▶ **Instructions to follow**
Read through the records. Copy each line that has the word "Current".

▶ **Source data**
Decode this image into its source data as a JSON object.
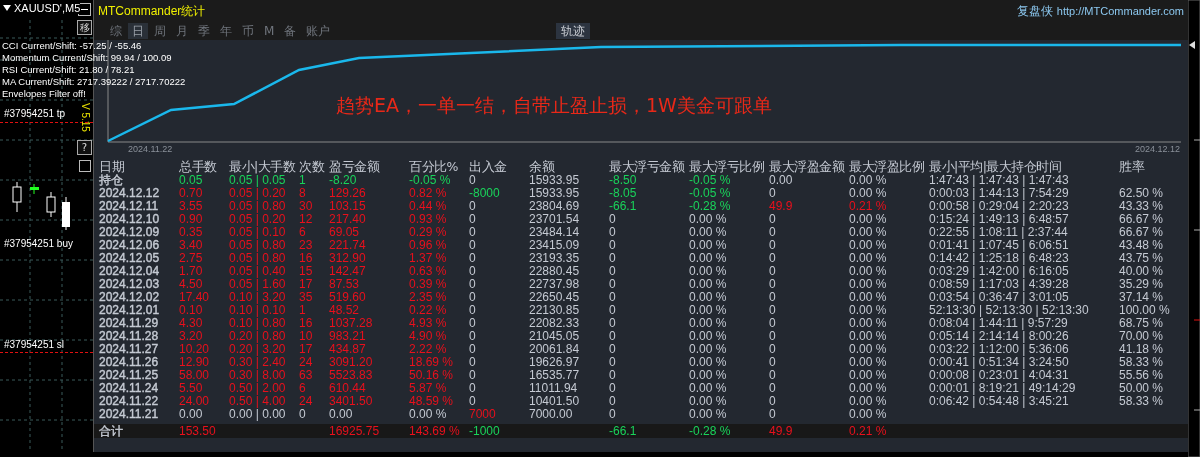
{
  "symbol": "XAUUSD',M5",
  "side_buttons": [
    "移",
    "?"
  ],
  "version": "V 5.15",
  "indicators": [
    "CCI Current/Shift: -57.25 / -55.46",
    "Momentum Current/Shift: 99.94 / 100.09",
    "RSI Current/Shift: 21.80 / 78.21",
    "MA Current/Shift: 2717.39222 / 2717.70222",
    "Envelopes Filter off!"
  ],
  "order_labels": [
    "#37954251 tp",
    "#37954251 buy",
    "#37954251 sl"
  ],
  "window": {
    "title": "MTCommander统计",
    "brand": "复盘侠",
    "url": "http://MTCommander.com"
  },
  "tabs": [
    {
      "label": "综",
      "selected": false
    },
    {
      "label": "日",
      "selected": true
    },
    {
      "label": "周",
      "selected": false
    },
    {
      "label": "月",
      "selected": false
    },
    {
      "label": "季",
      "selected": false
    },
    {
      "label": "年",
      "selected": false
    },
    {
      "label": "币",
      "selected": false
    },
    {
      "label": "M",
      "selected": false
    },
    {
      "label": "备",
      "selected": false
    },
    {
      "label": "账户",
      "selected": false
    }
  ],
  "view_button": {
    "label": "轨迹",
    "selected": true
  },
  "chart": {
    "start_label": "2024.11.22",
    "end_label": "2024.12.12",
    "annotation": "趋势EA，一单一结，自带止盈止损，1W美金可跟单"
  },
  "table": {
    "columns": [
      "日期",
      "总手数",
      "最小|大手数",
      "次数",
      "盈亏金额",
      "百分比%",
      "出入金",
      "余额",
      "最大浮亏金额",
      "最大浮亏比例",
      "最大浮盈金额",
      "最大浮盈比例",
      "最小|平均|最大持仓时间",
      "胜率"
    ],
    "rows": [
      {
        "cells": [
          {
            "text": "持仓",
            "color": "#c5cad3"
          },
          {
            "text": "0.05",
            "color": "#19d35a"
          },
          {
            "text": "0.05 | 0.05",
            "color": "#19d35a"
          },
          {
            "text": "1",
            "color": "#19d35a"
          },
          {
            "text": "-8.20",
            "color": "#19d35a"
          },
          {
            "text": "-0.05 %",
            "color": "#19d35a"
          },
          {
            "text": "0",
            "color": "#c5cad3"
          },
          {
            "text": "15933.95",
            "color": "#c5cad3"
          },
          {
            "text": "-8.50",
            "color": "#19d35a"
          },
          {
            "text": "-0.05 %",
            "color": "#19d35a"
          },
          {
            "text": "0.00",
            "color": "#c5cad3"
          },
          {
            "text": "0.00 %",
            "color": "#c5cad3"
          },
          {
            "text": "1:47:43 | 1:47:43 | 1:47:43",
            "color": "#c5cad3"
          }
        ]
      },
      {
        "cells": [
          {
            "text": "2024.12.12",
            "color": "#c5cad3"
          },
          {
            "text": "0.70",
            "color": "#e8101c"
          },
          {
            "text": "0.05 | 0.20",
            "color": "#e8101c"
          },
          {
            "text": "8",
            "color": "#e8101c"
          },
          {
            "text": "129.26",
            "color": "#e8101c"
          },
          {
            "text": "0.82 %",
            "color": "#e8101c"
          },
          {
            "text": "-8000",
            "color": "#19d35a"
          },
          {
            "text": "15933.95",
            "color": "#c5cad3"
          },
          {
            "text": "-8.05",
            "color": "#19d35a"
          },
          {
            "text": "-0.05 %",
            "color": "#19d35a"
          },
          {
            "text": "0",
            "color": "#c5cad3"
          },
          {
            "text": "0.00 %",
            "color": "#c5cad3"
          },
          {
            "text": "0:00:03 | 1:44:13 | 7:54:29",
            "color": "#c5cad3"
          },
          {
            "text": "62.50 %",
            "color": "#c5cad3"
          }
        ]
      },
      {
        "cells": [
          {
            "text": "2024.12.11",
            "color": "#c5cad3"
          },
          {
            "text": "3.55",
            "color": "#e8101c"
          },
          {
            "text": "0.05 | 0.80",
            "color": "#e8101c"
          },
          {
            "text": "30",
            "color": "#e8101c"
          },
          {
            "text": "103.15",
            "color": "#e8101c"
          },
          {
            "text": "0.44 %",
            "color": "#e8101c"
          },
          {
            "text": "0",
            "color": "#c5cad3"
          },
          {
            "text": "23804.69",
            "color": "#c5cad3"
          },
          {
            "text": "-66.1",
            "color": "#19d35a"
          },
          {
            "text": "-0.28 %",
            "color": "#19d35a"
          },
          {
            "text": "49.9",
            "color": "#e8101c"
          },
          {
            "text": "0.21 %",
            "color": "#e8101c"
          },
          {
            "text": "0:00:58 | 0:29:04 | 2:20:23",
            "color": "#c5cad3"
          },
          {
            "text": "43.33 %",
            "color": "#c5cad3"
          }
        ]
      },
      {
        "cells": [
          {
            "text": "2024.12.10",
            "color": "#c5cad3"
          },
          {
            "text": "0.90",
            "color": "#e8101c"
          },
          {
            "text": "0.05 | 0.20",
            "color": "#e8101c"
          },
          {
            "text": "12",
            "color": "#e8101c"
          },
          {
            "text": "217.40",
            "color": "#e8101c"
          },
          {
            "text": "0.93 %",
            "color": "#e8101c"
          },
          {
            "text": "0",
            "color": "#c5cad3"
          },
          {
            "text": "23701.54",
            "color": "#c5cad3"
          },
          {
            "text": "0",
            "color": "#c5cad3"
          },
          {
            "text": "0.00 %",
            "color": "#c5cad3"
          },
          {
            "text": "0",
            "color": "#c5cad3"
          },
          {
            "text": "0.00 %",
            "color": "#c5cad3"
          },
          {
            "text": "0:15:24 | 1:49:13 | 6:48:57",
            "color": "#c5cad3"
          },
          {
            "text": "66.67 %",
            "color": "#c5cad3"
          }
        ]
      },
      {
        "cells": [
          {
            "text": "2024.12.09",
            "color": "#c5cad3"
          },
          {
            "text": "0.35",
            "color": "#e8101c"
          },
          {
            "text": "0.05 | 0.10",
            "color": "#e8101c"
          },
          {
            "text": "6",
            "color": "#e8101c"
          },
          {
            "text": "69.05",
            "color": "#e8101c"
          },
          {
            "text": "0.29 %",
            "color": "#e8101c"
          },
          {
            "text": "0",
            "color": "#c5cad3"
          },
          {
            "text": "23484.14",
            "color": "#c5cad3"
          },
          {
            "text": "0",
            "color": "#c5cad3"
          },
          {
            "text": "0.00 %",
            "color": "#c5cad3"
          },
          {
            "text": "0",
            "color": "#c5cad3"
          },
          {
            "text": "0.00 %",
            "color": "#c5cad3"
          },
          {
            "text": "0:22:55 | 1:08:11 | 2:37:44",
            "color": "#c5cad3"
          },
          {
            "text": "66.67 %",
            "color": "#c5cad3"
          }
        ]
      },
      {
        "cells": [
          {
            "text": "2024.12.06",
            "color": "#c5cad3"
          },
          {
            "text": "3.40",
            "color": "#e8101c"
          },
          {
            "text": "0.05 | 0.80",
            "color": "#e8101c"
          },
          {
            "text": "23",
            "color": "#e8101c"
          },
          {
            "text": "221.74",
            "color": "#e8101c"
          },
          {
            "text": "0.96 %",
            "color": "#e8101c"
          },
          {
            "text": "0",
            "color": "#c5cad3"
          },
          {
            "text": "23415.09",
            "color": "#c5cad3"
          },
          {
            "text": "0",
            "color": "#c5cad3"
          },
          {
            "text": "0.00 %",
            "color": "#c5cad3"
          },
          {
            "text": "0",
            "color": "#c5cad3"
          },
          {
            "text": "0.00 %",
            "color": "#c5cad3"
          },
          {
            "text": "0:01:41 | 1:07:45 | 6:06:51",
            "color": "#c5cad3"
          },
          {
            "text": "43.48 %",
            "color": "#c5cad3"
          }
        ]
      },
      {
        "cells": [
          {
            "text": "2024.12.05",
            "color": "#c5cad3"
          },
          {
            "text": "2.75",
            "color": "#e8101c"
          },
          {
            "text": "0.05 | 0.80",
            "color": "#e8101c"
          },
          {
            "text": "16",
            "color": "#e8101c"
          },
          {
            "text": "312.90",
            "color": "#e8101c"
          },
          {
            "text": "1.37 %",
            "color": "#e8101c"
          },
          {
            "text": "0",
            "color": "#c5cad3"
          },
          {
            "text": "23193.35",
            "color": "#c5cad3"
          },
          {
            "text": "0",
            "color": "#c5cad3"
          },
          {
            "text": "0.00 %",
            "color": "#c5cad3"
          },
          {
            "text": "0",
            "color": "#c5cad3"
          },
          {
            "text": "0.00 %",
            "color": "#c5cad3"
          },
          {
            "text": "0:14:42 | 1:25:18 | 6:48:23",
            "color": "#c5cad3"
          },
          {
            "text": "43.75 %",
            "color": "#c5cad3"
          }
        ]
      },
      {
        "cells": [
          {
            "text": "2024.12.04",
            "color": "#c5cad3"
          },
          {
            "text": "1.70",
            "color": "#e8101c"
          },
          {
            "text": "0.05 | 0.40",
            "color": "#e8101c"
          },
          {
            "text": "15",
            "color": "#e8101c"
          },
          {
            "text": "142.47",
            "color": "#e8101c"
          },
          {
            "text": "0.63 %",
            "color": "#e8101c"
          },
          {
            "text": "0",
            "color": "#c5cad3"
          },
          {
            "text": "22880.45",
            "color": "#c5cad3"
          },
          {
            "text": "0",
            "color": "#c5cad3"
          },
          {
            "text": "0.00 %",
            "color": "#c5cad3"
          },
          {
            "text": "0",
            "color": "#c5cad3"
          },
          {
            "text": "0.00 %",
            "color": "#c5cad3"
          },
          {
            "text": "0:03:29 | 1:42:00 | 6:16:05",
            "color": "#c5cad3"
          },
          {
            "text": "40.00 %",
            "color": "#c5cad3"
          }
        ]
      },
      {
        "cells": [
          {
            "text": "2024.12.03",
            "color": "#c5cad3"
          },
          {
            "text": "4.50",
            "color": "#e8101c"
          },
          {
            "text": "0.05 | 1.60",
            "color": "#e8101c"
          },
          {
            "text": "17",
            "color": "#e8101c"
          },
          {
            "text": "87.53",
            "color": "#e8101c"
          },
          {
            "text": "0.39 %",
            "color": "#e8101c"
          },
          {
            "text": "0",
            "color": "#c5cad3"
          },
          {
            "text": "22737.98",
            "color": "#c5cad3"
          },
          {
            "text": "0",
            "color": "#c5cad3"
          },
          {
            "text": "0.00 %",
            "color": "#c5cad3"
          },
          {
            "text": "0",
            "color": "#c5cad3"
          },
          {
            "text": "0.00 %",
            "color": "#c5cad3"
          },
          {
            "text": "0:08:59 | 1:17:03 | 4:39:28",
            "color": "#c5cad3"
          },
          {
            "text": "35.29 %",
            "color": "#c5cad3"
          }
        ]
      },
      {
        "cells": [
          {
            "text": "2024.12.02",
            "color": "#c5cad3"
          },
          {
            "text": "17.40",
            "color": "#e8101c"
          },
          {
            "text": "0.10 | 3.20",
            "color": "#e8101c"
          },
          {
            "text": "35",
            "color": "#e8101c"
          },
          {
            "text": "519.60",
            "color": "#e8101c"
          },
          {
            "text": "2.35 %",
            "color": "#e8101c"
          },
          {
            "text": "0",
            "color": "#c5cad3"
          },
          {
            "text": "22650.45",
            "color": "#c5cad3"
          },
          {
            "text": "0",
            "color": "#c5cad3"
          },
          {
            "text": "0.00 %",
            "color": "#c5cad3"
          },
          {
            "text": "0",
            "color": "#c5cad3"
          },
          {
            "text": "0.00 %",
            "color": "#c5cad3"
          },
          {
            "text": "0:03:54 | 0:36:47 | 3:01:05",
            "color": "#c5cad3"
          },
          {
            "text": "37.14 %",
            "color": "#c5cad3"
          }
        ]
      },
      {
        "cells": [
          {
            "text": "2024.12.01",
            "color": "#c5cad3"
          },
          {
            "text": "0.10",
            "color": "#e8101c"
          },
          {
            "text": "0.10 | 0.10",
            "color": "#e8101c"
          },
          {
            "text": "1",
            "color": "#e8101c"
          },
          {
            "text": "48.52",
            "color": "#e8101c"
          },
          {
            "text": "0.22 %",
            "color": "#e8101c"
          },
          {
            "text": "0",
            "color": "#c5cad3"
          },
          {
            "text": "22130.85",
            "color": "#c5cad3"
          },
          {
            "text": "0",
            "color": "#c5cad3"
          },
          {
            "text": "0.00 %",
            "color": "#c5cad3"
          },
          {
            "text": "0",
            "color": "#c5cad3"
          },
          {
            "text": "0.00 %",
            "color": "#c5cad3"
          },
          {
            "text": "52:13:30 | 52:13:30 | 52:13:30",
            "color": "#c5cad3"
          },
          {
            "text": "100.00 %",
            "color": "#c5cad3"
          }
        ]
      },
      {
        "cells": [
          {
            "text": "2024.11.29",
            "color": "#c5cad3"
          },
          {
            "text": "4.30",
            "color": "#e8101c"
          },
          {
            "text": "0.10 | 0.80",
            "color": "#e8101c"
          },
          {
            "text": "16",
            "color": "#e8101c"
          },
          {
            "text": "1037.28",
            "color": "#e8101c"
          },
          {
            "text": "4.93 %",
            "color": "#e8101c"
          },
          {
            "text": "0",
            "color": "#c5cad3"
          },
          {
            "text": "22082.33",
            "color": "#c5cad3"
          },
          {
            "text": "0",
            "color": "#c5cad3"
          },
          {
            "text": "0.00 %",
            "color": "#c5cad3"
          },
          {
            "text": "0",
            "color": "#c5cad3"
          },
          {
            "text": "0.00 %",
            "color": "#c5cad3"
          },
          {
            "text": "0:08:04 | 1:44:11 | 9:57:29",
            "color": "#c5cad3"
          },
          {
            "text": "68.75 %",
            "color": "#c5cad3"
          }
        ]
      },
      {
        "cells": [
          {
            "text": "2024.11.28",
            "color": "#c5cad3"
          },
          {
            "text": "3.20",
            "color": "#e8101c"
          },
          {
            "text": "0.20 | 0.80",
            "color": "#e8101c"
          },
          {
            "text": "10",
            "color": "#e8101c"
          },
          {
            "text": "983.21",
            "color": "#e8101c"
          },
          {
            "text": "4.90 %",
            "color": "#e8101c"
          },
          {
            "text": "0",
            "color": "#c5cad3"
          },
          {
            "text": "21045.05",
            "color": "#c5cad3"
          },
          {
            "text": "0",
            "color": "#c5cad3"
          },
          {
            "text": "0.00 %",
            "color": "#c5cad3"
          },
          {
            "text": "0",
            "color": "#c5cad3"
          },
          {
            "text": "0.00 %",
            "color": "#c5cad3"
          },
          {
            "text": "0:05:14 | 2:14:14 | 8:00:26",
            "color": "#c5cad3"
          },
          {
            "text": "70.00 %",
            "color": "#c5cad3"
          }
        ]
      },
      {
        "cells": [
          {
            "text": "2024.11.27",
            "color": "#c5cad3"
          },
          {
            "text": "10.20",
            "color": "#e8101c"
          },
          {
            "text": "0.20 | 3.20",
            "color": "#e8101c"
          },
          {
            "text": "17",
            "color": "#e8101c"
          },
          {
            "text": "434.87",
            "color": "#e8101c"
          },
          {
            "text": "2.22 %",
            "color": "#e8101c"
          },
          {
            "text": "0",
            "color": "#c5cad3"
          },
          {
            "text": "20061.84",
            "color": "#c5cad3"
          },
          {
            "text": "0",
            "color": "#c5cad3"
          },
          {
            "text": "0.00 %",
            "color": "#c5cad3"
          },
          {
            "text": "0",
            "color": "#c5cad3"
          },
          {
            "text": "0.00 %",
            "color": "#c5cad3"
          },
          {
            "text": "0:03:22 | 1:12:00 | 5:36:06",
            "color": "#c5cad3"
          },
          {
            "text": "41.18 %",
            "color": "#c5cad3"
          }
        ]
      },
      {
        "cells": [
          {
            "text": "2024.11.26",
            "color": "#c5cad3"
          },
          {
            "text": "12.90",
            "color": "#e8101c"
          },
          {
            "text": "0.30 | 2.40",
            "color": "#e8101c"
          },
          {
            "text": "24",
            "color": "#e8101c"
          },
          {
            "text": "3091.20",
            "color": "#e8101c"
          },
          {
            "text": "18.69 %",
            "color": "#e8101c"
          },
          {
            "text": "0",
            "color": "#c5cad3"
          },
          {
            "text": "19626.97",
            "color": "#c5cad3"
          },
          {
            "text": "0",
            "color": "#c5cad3"
          },
          {
            "text": "0.00 %",
            "color": "#c5cad3"
          },
          {
            "text": "0",
            "color": "#c5cad3"
          },
          {
            "text": "0.00 %",
            "color": "#c5cad3"
          },
          {
            "text": "0:00:41 | 0:51:34 | 3:24:50",
            "color": "#c5cad3"
          },
          {
            "text": "58.33 %",
            "color": "#c5cad3"
          }
        ]
      },
      {
        "cells": [
          {
            "text": "2024.11.25",
            "color": "#c5cad3"
          },
          {
            "text": "58.00",
            "color": "#e8101c"
          },
          {
            "text": "0.30 | 8.00",
            "color": "#e8101c"
          },
          {
            "text": "63",
            "color": "#e8101c"
          },
          {
            "text": "5523.83",
            "color": "#e8101c"
          },
          {
            "text": "50.16 %",
            "color": "#e8101c"
          },
          {
            "text": "0",
            "color": "#c5cad3"
          },
          {
            "text": "16535.77",
            "color": "#c5cad3"
          },
          {
            "text": "0",
            "color": "#c5cad3"
          },
          {
            "text": "0.00 %",
            "color": "#c5cad3"
          },
          {
            "text": "0",
            "color": "#c5cad3"
          },
          {
            "text": "0.00 %",
            "color": "#c5cad3"
          },
          {
            "text": "0:00:08 | 0:23:01 | 4:04:31",
            "color": "#c5cad3"
          },
          {
            "text": "55.56 %",
            "color": "#c5cad3"
          }
        ]
      },
      {
        "cells": [
          {
            "text": "2024.11.24",
            "color": "#c5cad3"
          },
          {
            "text": "5.50",
            "color": "#e8101c"
          },
          {
            "text": "0.50 | 2.00",
            "color": "#e8101c"
          },
          {
            "text": "6",
            "color": "#e8101c"
          },
          {
            "text": "610.44",
            "color": "#e8101c"
          },
          {
            "text": "5.87 %",
            "color": "#e8101c"
          },
          {
            "text": "0",
            "color": "#c5cad3"
          },
          {
            "text": "11011.94",
            "color": "#c5cad3"
          },
          {
            "text": "0",
            "color": "#c5cad3"
          },
          {
            "text": "0.00 %",
            "color": "#c5cad3"
          },
          {
            "text": "0",
            "color": "#c5cad3"
          },
          {
            "text": "0.00 %",
            "color": "#c5cad3"
          },
          {
            "text": "0:00:01 | 8:19:21 | 49:14:29",
            "color": "#c5cad3"
          },
          {
            "text": "50.00 %",
            "color": "#c5cad3"
          }
        ]
      },
      {
        "cells": [
          {
            "text": "2024.11.22",
            "color": "#c5cad3"
          },
          {
            "text": "24.00",
            "color": "#e8101c"
          },
          {
            "text": "0.50 | 4.00",
            "color": "#e8101c"
          },
          {
            "text": "24",
            "color": "#e8101c"
          },
          {
            "text": "3401.50",
            "color": "#e8101c"
          },
          {
            "text": "48.59 %",
            "color": "#e8101c"
          },
          {
            "text": "0",
            "color": "#c5cad3"
          },
          {
            "text": "10401.50",
            "color": "#c5cad3"
          },
          {
            "text": "0",
            "color": "#c5cad3"
          },
          {
            "text": "0.00 %",
            "color": "#c5cad3"
          },
          {
            "text": "0",
            "color": "#c5cad3"
          },
          {
            "text": "0.00 %",
            "color": "#c5cad3"
          },
          {
            "text": "0:06:42 | 0:54:48 | 3:45:21",
            "color": "#c5cad3"
          },
          {
            "text": "58.33 %",
            "color": "#c5cad3"
          }
        ]
      },
      {
        "cells": [
          {
            "text": "2024.11.21",
            "color": "#c5cad3"
          },
          {
            "text": "0.00",
            "color": "#c5cad3"
          },
          {
            "text": "0.00 | 0.00",
            "color": "#c5cad3"
          },
          {
            "text": "0",
            "color": "#c5cad3"
          },
          {
            "text": "0.00",
            "color": "#c5cad3"
          },
          {
            "text": "0.00 %",
            "color": "#c5cad3"
          },
          {
            "text": "7000",
            "color": "#e8101c"
          },
          {
            "text": "7000.00",
            "color": "#c5cad3"
          },
          {
            "text": "0",
            "color": "#c5cad3"
          },
          {
            "text": "0.00 %",
            "color": "#c5cad3"
          },
          {
            "text": "0",
            "color": "#c5cad3"
          },
          {
            "text": "0.00 %",
            "color": "#c5cad3"
          }
        ]
      }
    ],
    "total": {
      "cells": [
        {
          "text": "合计",
          "color": "#c5cad3"
        },
        {
          "text": "153.50",
          "color": "#e8101c"
        },
        null,
        null,
        {
          "text": "16925.75",
          "color": "#e8101c"
        },
        {
          "text": "143.69 %",
          "color": "#e8101c"
        },
        {
          "text": "-1000",
          "color": "#19d35a"
        },
        null,
        {
          "text": "-66.1",
          "color": "#19d35a"
        },
        {
          "text": "-0.28 %",
          "color": "#19d35a"
        },
        {
          "text": "49.9",
          "color": "#e8101c"
        },
        {
          "text": "0.21 %",
          "color": "#e8101c"
        }
      ]
    }
  }
}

▶ **Task solution**
    "CCI Current/Shift: -57.25 / -55.46",
    "Momentum Current/Shift: 99.94 / 100.09",
    "RSI Current/Shift: 21.80 / 78.21",
    "MA Current/Shift: 2717.39222 / 2717.70222",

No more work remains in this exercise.